J. E. Malpas writes, ‘places always open up to disclose other places within them  … while from within any particular place one can always look outwards to find oneself within some much larger expanse (as one can look from the room in which one sits to the house in which one lives).’

Only a philosopher could look from his sitting room and see his whole house! For its ordinary residents, the house or apartment is disclosed processionally, as a temporal series of vistas, occlusions and transitions unfolding along the myriad of pathways they take, from room to room and in and out of doors, as they go about their daily tasks. Malpas, however, writes of leaving his room for his apartment, his apartment for the building, and the building for the neighbourhood and city in which he lives, as though each step along the way were a movement not along but upwards, from level to level, from smaller, more exclusive places to larger, more inclusive ones.
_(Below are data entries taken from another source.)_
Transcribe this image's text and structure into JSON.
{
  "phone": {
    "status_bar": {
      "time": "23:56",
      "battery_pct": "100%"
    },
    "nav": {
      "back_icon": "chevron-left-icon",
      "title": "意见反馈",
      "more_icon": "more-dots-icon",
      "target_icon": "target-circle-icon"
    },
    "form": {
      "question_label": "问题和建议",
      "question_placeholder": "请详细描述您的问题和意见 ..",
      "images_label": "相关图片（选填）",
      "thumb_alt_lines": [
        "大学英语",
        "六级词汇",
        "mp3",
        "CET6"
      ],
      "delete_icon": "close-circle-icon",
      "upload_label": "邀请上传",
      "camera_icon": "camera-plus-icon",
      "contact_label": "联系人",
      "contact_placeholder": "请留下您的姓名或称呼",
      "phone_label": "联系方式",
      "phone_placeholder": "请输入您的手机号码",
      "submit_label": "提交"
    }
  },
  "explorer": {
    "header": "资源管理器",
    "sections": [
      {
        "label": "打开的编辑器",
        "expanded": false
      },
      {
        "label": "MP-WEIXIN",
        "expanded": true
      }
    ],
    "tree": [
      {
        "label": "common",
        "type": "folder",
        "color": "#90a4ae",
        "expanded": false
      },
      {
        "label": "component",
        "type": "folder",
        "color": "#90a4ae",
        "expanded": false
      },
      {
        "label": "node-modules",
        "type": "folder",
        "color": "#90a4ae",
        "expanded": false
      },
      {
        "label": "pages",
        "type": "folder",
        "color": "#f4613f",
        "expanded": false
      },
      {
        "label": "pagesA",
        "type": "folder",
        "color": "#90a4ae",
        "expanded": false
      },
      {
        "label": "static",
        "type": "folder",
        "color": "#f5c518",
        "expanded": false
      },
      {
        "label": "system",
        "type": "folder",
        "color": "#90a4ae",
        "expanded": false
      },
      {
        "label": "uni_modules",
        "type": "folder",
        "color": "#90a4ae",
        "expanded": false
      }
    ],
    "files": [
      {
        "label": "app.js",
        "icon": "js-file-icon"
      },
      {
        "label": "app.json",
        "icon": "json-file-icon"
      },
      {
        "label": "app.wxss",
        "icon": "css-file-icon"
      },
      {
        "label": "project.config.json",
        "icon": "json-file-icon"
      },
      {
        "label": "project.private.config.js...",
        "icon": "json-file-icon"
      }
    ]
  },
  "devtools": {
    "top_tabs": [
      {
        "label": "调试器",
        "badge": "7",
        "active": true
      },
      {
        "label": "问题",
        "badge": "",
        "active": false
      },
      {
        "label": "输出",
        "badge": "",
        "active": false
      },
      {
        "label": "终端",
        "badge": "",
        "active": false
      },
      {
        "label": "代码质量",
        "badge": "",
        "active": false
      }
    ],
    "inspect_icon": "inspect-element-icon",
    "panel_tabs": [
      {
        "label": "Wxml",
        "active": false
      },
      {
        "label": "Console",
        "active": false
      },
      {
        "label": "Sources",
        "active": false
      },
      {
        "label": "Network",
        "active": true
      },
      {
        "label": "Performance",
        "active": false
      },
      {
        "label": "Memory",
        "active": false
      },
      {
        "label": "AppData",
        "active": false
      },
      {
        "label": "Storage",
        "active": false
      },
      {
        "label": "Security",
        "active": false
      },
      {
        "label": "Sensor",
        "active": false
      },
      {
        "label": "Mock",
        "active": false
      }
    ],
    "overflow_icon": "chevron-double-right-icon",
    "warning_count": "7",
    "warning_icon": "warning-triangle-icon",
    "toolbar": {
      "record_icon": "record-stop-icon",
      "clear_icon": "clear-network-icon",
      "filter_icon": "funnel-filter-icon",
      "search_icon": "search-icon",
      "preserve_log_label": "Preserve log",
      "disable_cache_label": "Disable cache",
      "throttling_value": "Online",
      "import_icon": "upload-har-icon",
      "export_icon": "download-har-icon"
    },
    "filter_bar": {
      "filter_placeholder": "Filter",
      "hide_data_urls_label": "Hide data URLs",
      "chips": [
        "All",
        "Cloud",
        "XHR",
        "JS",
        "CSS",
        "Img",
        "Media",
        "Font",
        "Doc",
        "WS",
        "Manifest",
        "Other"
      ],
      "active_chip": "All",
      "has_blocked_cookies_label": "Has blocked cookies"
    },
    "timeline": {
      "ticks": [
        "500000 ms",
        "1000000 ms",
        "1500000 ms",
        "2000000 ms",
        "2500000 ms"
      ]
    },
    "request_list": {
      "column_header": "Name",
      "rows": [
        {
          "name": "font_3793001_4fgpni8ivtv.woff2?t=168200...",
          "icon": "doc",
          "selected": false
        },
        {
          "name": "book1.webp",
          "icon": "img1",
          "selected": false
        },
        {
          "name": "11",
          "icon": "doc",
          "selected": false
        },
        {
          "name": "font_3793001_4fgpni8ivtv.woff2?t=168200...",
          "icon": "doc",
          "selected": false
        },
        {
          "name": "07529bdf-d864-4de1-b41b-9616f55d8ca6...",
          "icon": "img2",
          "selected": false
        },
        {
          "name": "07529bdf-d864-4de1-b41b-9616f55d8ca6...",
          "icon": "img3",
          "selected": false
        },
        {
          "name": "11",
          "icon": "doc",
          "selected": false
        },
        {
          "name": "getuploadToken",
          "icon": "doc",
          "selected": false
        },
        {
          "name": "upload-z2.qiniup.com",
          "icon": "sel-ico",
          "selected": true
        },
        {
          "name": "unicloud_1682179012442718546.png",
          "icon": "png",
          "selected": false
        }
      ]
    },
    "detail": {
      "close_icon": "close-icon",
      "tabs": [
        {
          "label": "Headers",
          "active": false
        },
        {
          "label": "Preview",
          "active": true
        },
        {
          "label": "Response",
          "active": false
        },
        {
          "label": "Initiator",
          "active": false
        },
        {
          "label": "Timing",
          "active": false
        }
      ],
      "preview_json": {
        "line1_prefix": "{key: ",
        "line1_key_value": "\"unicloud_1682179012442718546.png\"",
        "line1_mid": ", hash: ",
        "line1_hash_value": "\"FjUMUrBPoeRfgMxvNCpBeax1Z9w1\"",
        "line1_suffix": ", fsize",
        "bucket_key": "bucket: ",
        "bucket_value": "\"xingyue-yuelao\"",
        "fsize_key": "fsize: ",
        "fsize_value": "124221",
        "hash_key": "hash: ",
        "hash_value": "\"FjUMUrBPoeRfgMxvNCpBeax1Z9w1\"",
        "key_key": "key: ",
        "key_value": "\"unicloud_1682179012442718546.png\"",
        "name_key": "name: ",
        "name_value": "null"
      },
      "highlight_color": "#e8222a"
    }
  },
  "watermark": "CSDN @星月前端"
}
And the higher he climbs, the further removed he feels from the groundedness of place,  and the  more  drawn  to an abstract sense of space.

Tim Ingold, “Against Space,” Being Alive